» THE DATA
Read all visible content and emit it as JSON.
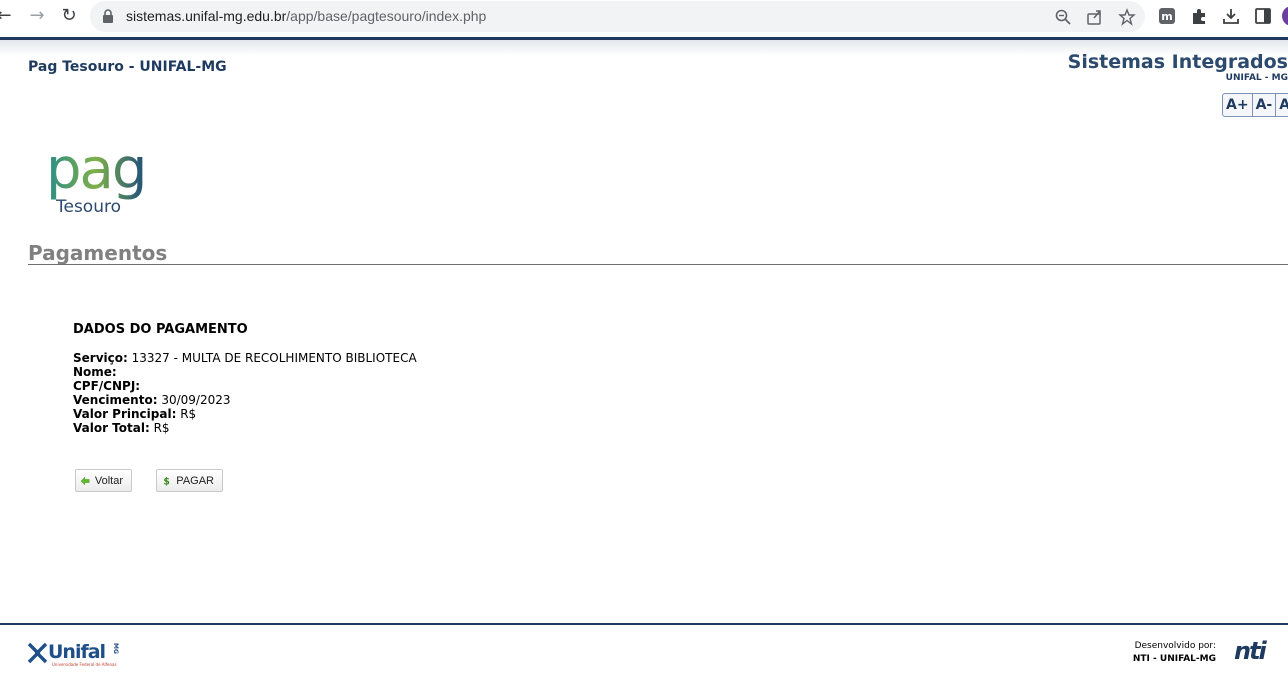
{
  "browser": {
    "url_host": "sistemas.unifal-mg.edu.br",
    "url_path": "/app/base/pagtesouro/index.php",
    "icons": [
      "back-icon",
      "forward-icon",
      "reload-icon",
      "lock-icon",
      "zoom-icon",
      "share-icon",
      "bookmark-star-icon",
      "extension-m-icon",
      "extensions-puzzle-icon",
      "download-icon",
      "side-panel-icon",
      "profile-avatar"
    ]
  },
  "header": {
    "site_title": "Pag Tesouro - UNIFAL-MG",
    "system_title": "Sistemas Integrados",
    "system_subtitle": "UNIFAL - MG",
    "font_increase": "A+",
    "font_decrease": "A-",
    "font_reset": "A"
  },
  "logo": {
    "main": "pag",
    "sub": "Tesouro"
  },
  "page": {
    "section_title": "Pagamentos"
  },
  "payment": {
    "heading": "DADOS DO PAGAMENTO",
    "fields": [
      {
        "label": "Serviço:",
        "value": "13327 - MULTA DE RECOLHIMENTO BIBLIOTECA"
      },
      {
        "label": "Nome:",
        "value": ""
      },
      {
        "label": "CPF/CNPJ:",
        "value": ""
      },
      {
        "label": "Vencimento:",
        "value": "30/09/2023"
      },
      {
        "label": "Valor Principal:",
        "value": "R$"
      },
      {
        "label": "Valor Total:",
        "value": "R$"
      }
    ]
  },
  "actions": {
    "back_label": "Voltar",
    "pay_label": "PAGAR"
  },
  "footer": {
    "unifal_logo": "Unifal",
    "unifal_logo_suffix": "MG",
    "unifal_tagline": "Universidade Federal de Alfenas",
    "developed_by": "Desenvolvido por:",
    "developer_org": "NTI - UNIFAL-MG",
    "nti_logo": "nti"
  },
  "colors": {
    "brand_navy": "#1f3a5f",
    "section_gray": "#808080",
    "logo_teal": "#2a8c86",
    "logo_gold": "#d6a21c"
  }
}
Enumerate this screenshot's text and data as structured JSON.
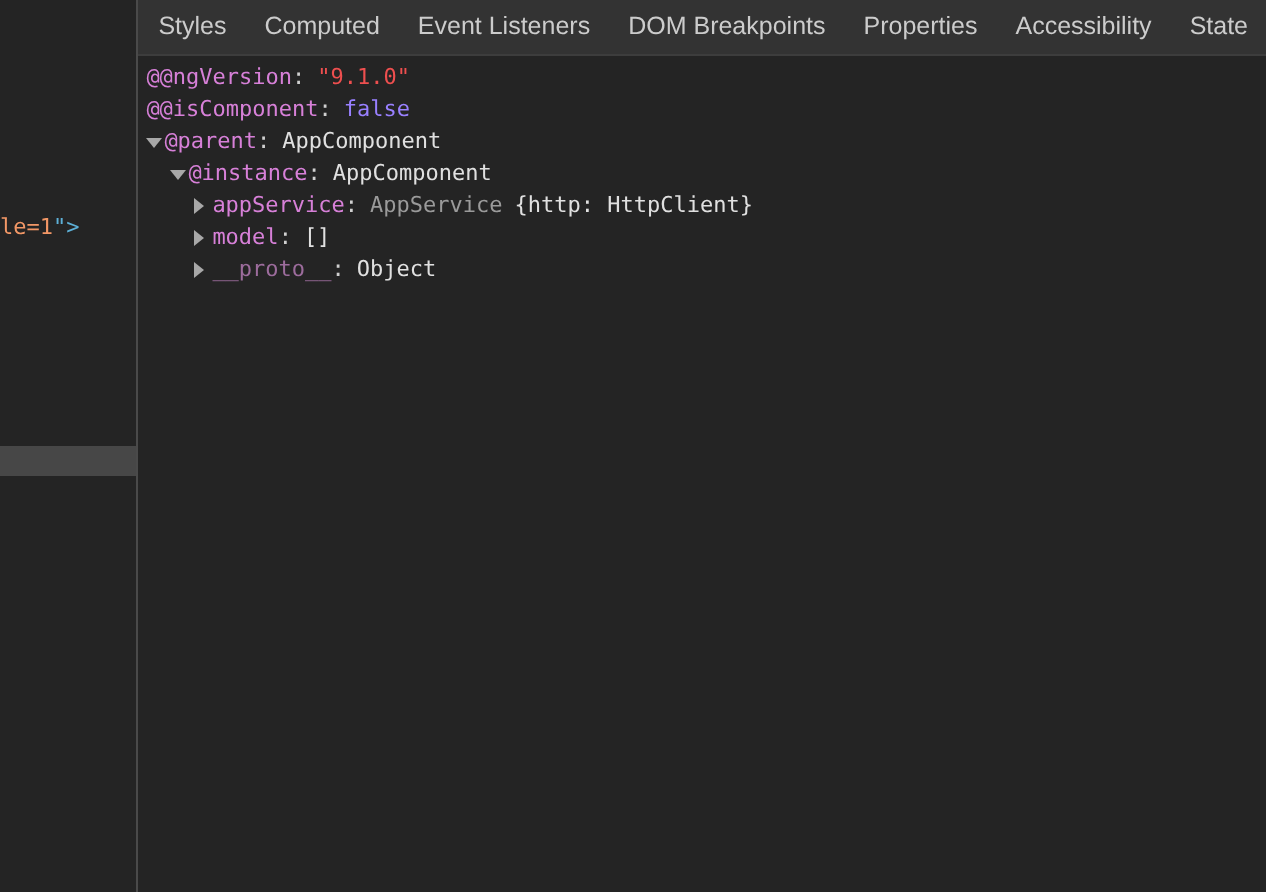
{
  "elements_pane": {
    "lines": [
      {
        "attr_tail": "le=1",
        "punct": "\">",
        "selected": false
      },
      {
        "selected": true
      }
    ]
  },
  "tabs": [
    {
      "label": "Styles",
      "selected": false
    },
    {
      "label": "Computed",
      "selected": false
    },
    {
      "label": "Event Listeners",
      "selected": false
    },
    {
      "label": "DOM Breakpoints",
      "selected": false
    },
    {
      "label": "Properties",
      "selected": false
    },
    {
      "label": "Accessibility",
      "selected": false
    },
    {
      "label": "State",
      "selected": false
    }
  ],
  "properties": [
    {
      "key": "@@ngVersion",
      "sep": ":",
      "value": "\"9.1.0\"",
      "kind": "string"
    },
    {
      "key": "@@isComponent",
      "sep": ":",
      "value": "false",
      "kind": "keyword"
    },
    {
      "key": "@parent",
      "sep": ":",
      "value": "AppComponent",
      "expanded": true,
      "children": [
        {
          "key": "@instance",
          "sep": ":",
          "value": "AppComponent",
          "expanded": true,
          "children": [
            {
              "key": "appService",
              "sep": ":",
              "class_name": "AppService",
              "value": "{http: HttpClient}",
              "expanded": false
            },
            {
              "key": "model",
              "sep": ":",
              "value": "[]",
              "expanded": false
            },
            {
              "key": "__proto__",
              "sep": ":",
              "value": "Object",
              "kind": "internal",
              "expanded": false
            }
          ]
        }
      ]
    }
  ]
}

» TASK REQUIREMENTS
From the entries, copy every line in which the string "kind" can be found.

» THE ANSWER
      "kind": "string"
      "kind": "keyword"
              "kind": "internal",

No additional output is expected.